The common-sense truth is that while leaders talk about “red lines” for public consumption, and navies come dangerously close to trading direct fire, global market integration churns forward, knowing that there are two kinds of mutually assured destruction at play: military and economic. Military maneuvers don’t tell us enough about what drives leverage among great powers nor what they are willing to fight over. The tangled complexities of today’s system force leaders to think beyond borders and make functional calculations about the cost-benefit utility of their strategies—knowing full well that supply-chain warfare involves not just an enemy “over there” but also one’s own deep interests “over there.”

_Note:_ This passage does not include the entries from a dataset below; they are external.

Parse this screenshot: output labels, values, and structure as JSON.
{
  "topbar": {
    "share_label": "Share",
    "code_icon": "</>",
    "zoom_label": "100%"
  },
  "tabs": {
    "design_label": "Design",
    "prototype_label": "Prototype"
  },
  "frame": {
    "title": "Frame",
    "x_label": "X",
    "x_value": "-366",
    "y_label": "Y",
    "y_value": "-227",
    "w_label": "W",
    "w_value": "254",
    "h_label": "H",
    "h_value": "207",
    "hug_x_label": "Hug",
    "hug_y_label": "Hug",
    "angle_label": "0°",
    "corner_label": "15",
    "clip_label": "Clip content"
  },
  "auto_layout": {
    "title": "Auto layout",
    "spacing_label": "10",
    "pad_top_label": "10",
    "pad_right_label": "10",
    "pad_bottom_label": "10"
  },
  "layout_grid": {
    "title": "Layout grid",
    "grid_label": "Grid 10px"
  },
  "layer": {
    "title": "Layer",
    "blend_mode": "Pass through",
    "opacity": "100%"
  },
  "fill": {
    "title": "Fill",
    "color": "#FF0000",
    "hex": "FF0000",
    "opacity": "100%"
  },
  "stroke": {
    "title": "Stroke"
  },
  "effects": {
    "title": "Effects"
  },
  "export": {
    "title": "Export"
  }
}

Waiting for World War III thus recalls Samuel Beckett’s Waiting for Godot, in which Vladimir and Estragon resolve to hang themselves if Godot does not arrive—so they simply sit endlessly. Their would-be savior, of course, never comes, but the protagonists never actually commit suicide either.
It is well documented that the number and frequency of interstate wars has fallen to nearly zero. Equally important, but far less discussed, is our ability to ring-fence conflicts, containing them at the local or regional level rather than allowing them to spillover too widely or escalate too sharply. The one genuine international conflict of the past several years, between Russia and Ukraine, is an example of this. Russia has not invaded the Baltics, marched into Poland, shut off gas to Europe in the winter or otherwise cleaved the European Union. Russia lacks the capacity to do so, and knows the repercussions of overreach.
The Arab world also continues to seize daily headlines. Syria is undeniably a regional proxy war, meaning that chaos there will continue. But it is not likely that Sunni powers such as Turkey and Saudi Arabia will directly escalate against Russia and Iran, whose forces are backing Bashar al-Assad’s Alawite regime. Saudi Arabia and Iran are also jockeying in Iraq, marking yet another chapter in Iraq’s destruction that began with the 1980s Iran-Iraq War, the disastrous invasion of Kuwait in 1990, the U.S. invasion in 2003 and brutal insurgency ever since. But Iraq, too, will not become the flash point that triggers war among great powers. While all of these conflicts are tragic, none of them, civil or international, are of world-historical significance.
A far more important driver of the long-term geopolitical positioning among key powers is not their role in any of these minor wars, but how they play the great supply-chain tug-of-war that is a far more pervasive reality than international warfare. Tug-of-war is an apt metaphor for our times. The world’s oldest team sport, its rituals are recorded in ancient stone etchings from Egypt to Greece to China to Guinea. Often conducted in resplendent royal ceremonies, tug-of-war was used by the soldiers of great armies to build strength in preparation for combat. In the eighth century, the Tang dynasty emperor Xuanzong was known to pit over five hundred warriors on each side of a rope over 150 meters long.